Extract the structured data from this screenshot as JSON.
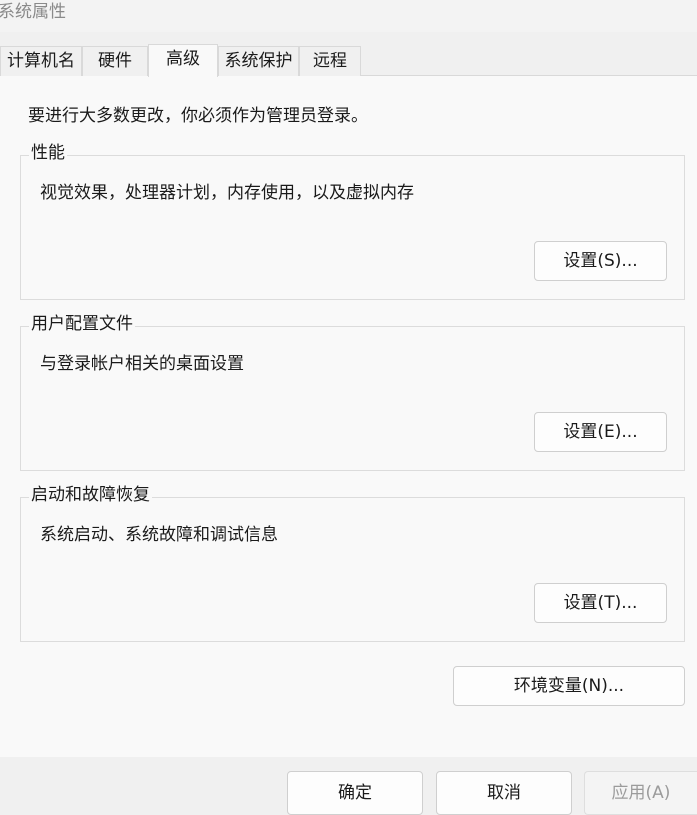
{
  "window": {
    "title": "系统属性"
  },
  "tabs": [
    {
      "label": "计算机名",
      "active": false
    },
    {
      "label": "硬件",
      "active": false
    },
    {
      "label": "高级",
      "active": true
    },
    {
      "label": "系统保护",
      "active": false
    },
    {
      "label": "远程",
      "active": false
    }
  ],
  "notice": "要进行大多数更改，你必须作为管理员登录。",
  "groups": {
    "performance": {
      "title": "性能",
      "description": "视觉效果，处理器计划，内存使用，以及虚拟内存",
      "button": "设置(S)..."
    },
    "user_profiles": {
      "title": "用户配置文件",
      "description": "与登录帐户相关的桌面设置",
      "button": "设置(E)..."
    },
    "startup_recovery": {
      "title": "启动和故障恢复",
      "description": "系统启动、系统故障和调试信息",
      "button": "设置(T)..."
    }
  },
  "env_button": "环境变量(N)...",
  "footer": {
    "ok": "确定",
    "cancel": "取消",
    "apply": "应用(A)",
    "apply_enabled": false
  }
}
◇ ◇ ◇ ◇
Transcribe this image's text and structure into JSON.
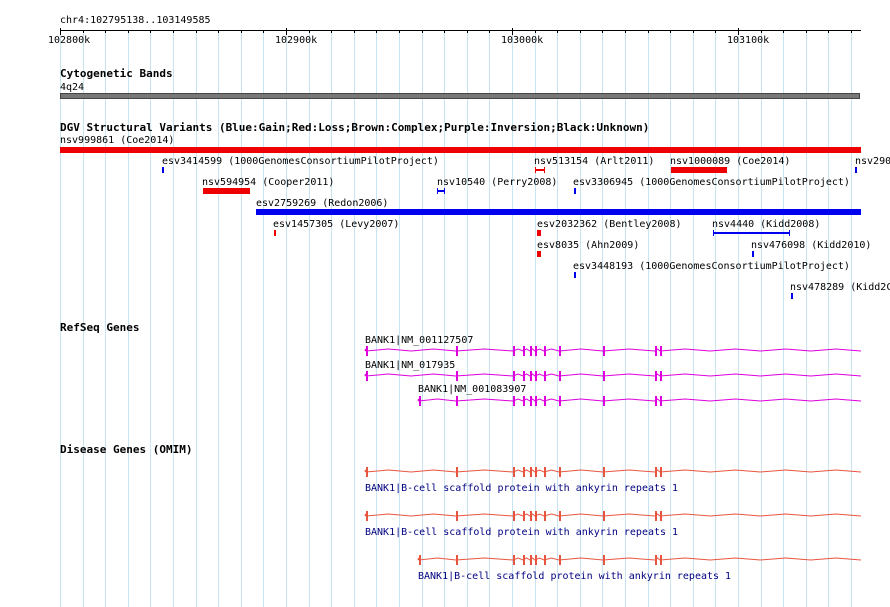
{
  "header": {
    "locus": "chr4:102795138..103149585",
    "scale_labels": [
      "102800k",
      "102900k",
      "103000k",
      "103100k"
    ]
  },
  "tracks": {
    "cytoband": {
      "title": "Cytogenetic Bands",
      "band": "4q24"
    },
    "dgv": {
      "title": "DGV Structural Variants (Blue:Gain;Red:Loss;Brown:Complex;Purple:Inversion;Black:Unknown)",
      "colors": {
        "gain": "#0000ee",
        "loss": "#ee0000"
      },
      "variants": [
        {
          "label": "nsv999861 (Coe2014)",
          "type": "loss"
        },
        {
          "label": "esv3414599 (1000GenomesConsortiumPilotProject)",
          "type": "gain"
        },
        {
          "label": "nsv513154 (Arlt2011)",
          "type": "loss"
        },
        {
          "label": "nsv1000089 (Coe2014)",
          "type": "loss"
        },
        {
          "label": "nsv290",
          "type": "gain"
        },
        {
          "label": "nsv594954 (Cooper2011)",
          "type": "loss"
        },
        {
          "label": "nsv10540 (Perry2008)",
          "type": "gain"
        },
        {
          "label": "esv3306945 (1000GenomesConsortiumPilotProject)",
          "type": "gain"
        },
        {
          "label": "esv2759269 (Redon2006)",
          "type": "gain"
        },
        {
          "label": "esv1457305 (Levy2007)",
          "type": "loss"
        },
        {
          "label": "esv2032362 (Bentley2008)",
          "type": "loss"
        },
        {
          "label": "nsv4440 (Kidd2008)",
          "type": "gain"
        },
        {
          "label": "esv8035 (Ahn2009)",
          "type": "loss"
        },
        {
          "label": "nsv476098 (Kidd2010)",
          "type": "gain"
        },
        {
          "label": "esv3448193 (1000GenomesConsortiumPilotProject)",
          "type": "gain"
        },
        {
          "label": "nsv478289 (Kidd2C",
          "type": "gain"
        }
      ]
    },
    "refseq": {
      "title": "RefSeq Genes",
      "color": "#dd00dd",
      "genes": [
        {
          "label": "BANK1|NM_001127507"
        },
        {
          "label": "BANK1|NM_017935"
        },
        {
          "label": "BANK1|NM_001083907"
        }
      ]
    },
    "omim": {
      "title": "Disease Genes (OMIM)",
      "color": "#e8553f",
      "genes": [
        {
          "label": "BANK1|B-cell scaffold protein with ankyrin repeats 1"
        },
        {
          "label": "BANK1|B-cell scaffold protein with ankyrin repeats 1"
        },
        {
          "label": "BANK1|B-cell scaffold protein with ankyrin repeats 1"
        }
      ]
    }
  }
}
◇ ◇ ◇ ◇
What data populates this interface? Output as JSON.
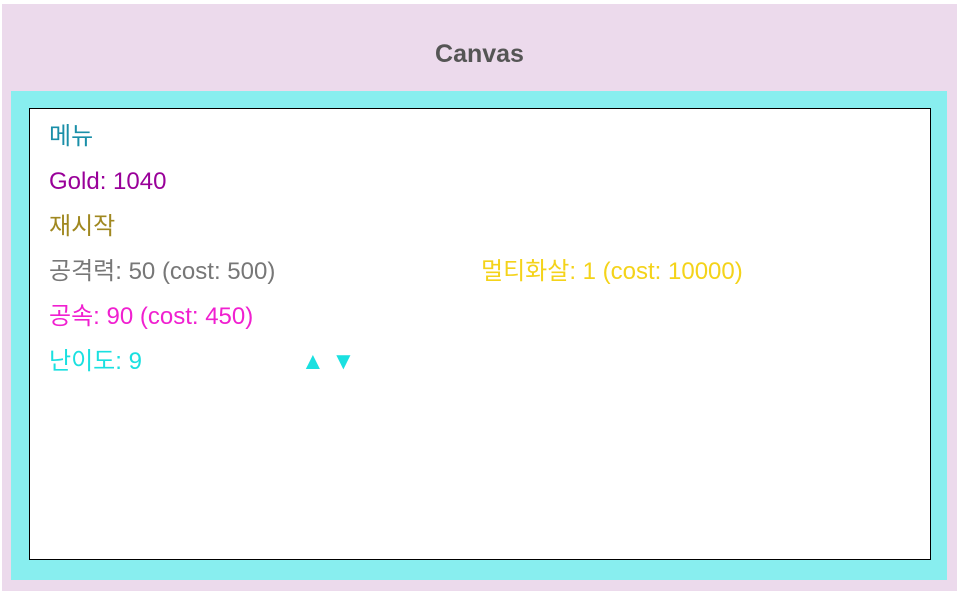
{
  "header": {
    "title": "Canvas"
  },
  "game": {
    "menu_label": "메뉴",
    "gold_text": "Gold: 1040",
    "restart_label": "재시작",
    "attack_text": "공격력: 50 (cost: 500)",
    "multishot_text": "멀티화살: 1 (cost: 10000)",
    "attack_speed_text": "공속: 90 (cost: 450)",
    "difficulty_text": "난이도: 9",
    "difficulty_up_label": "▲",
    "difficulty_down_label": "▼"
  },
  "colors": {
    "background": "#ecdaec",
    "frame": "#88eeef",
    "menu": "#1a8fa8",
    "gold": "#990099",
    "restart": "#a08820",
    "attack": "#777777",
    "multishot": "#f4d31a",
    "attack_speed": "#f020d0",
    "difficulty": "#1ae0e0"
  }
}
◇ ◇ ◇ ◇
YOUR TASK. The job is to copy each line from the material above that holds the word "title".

COMPLETED TASK.
    "title": "系统属性"
      "title": "性能",
      "title": "用户配置文件",
      "title": "启动和故障恢复",
      "title": "Cytogenetic Bands",
      "title": "DGV Structural Variants (Blue:Gain;Red:Loss;Brown:Complex;Purple:Inversion;Black:Unknown)",
      "title": "RefSeq Genes",
      "title": "Disease Genes (OMIM)",
    "title": "Canvas"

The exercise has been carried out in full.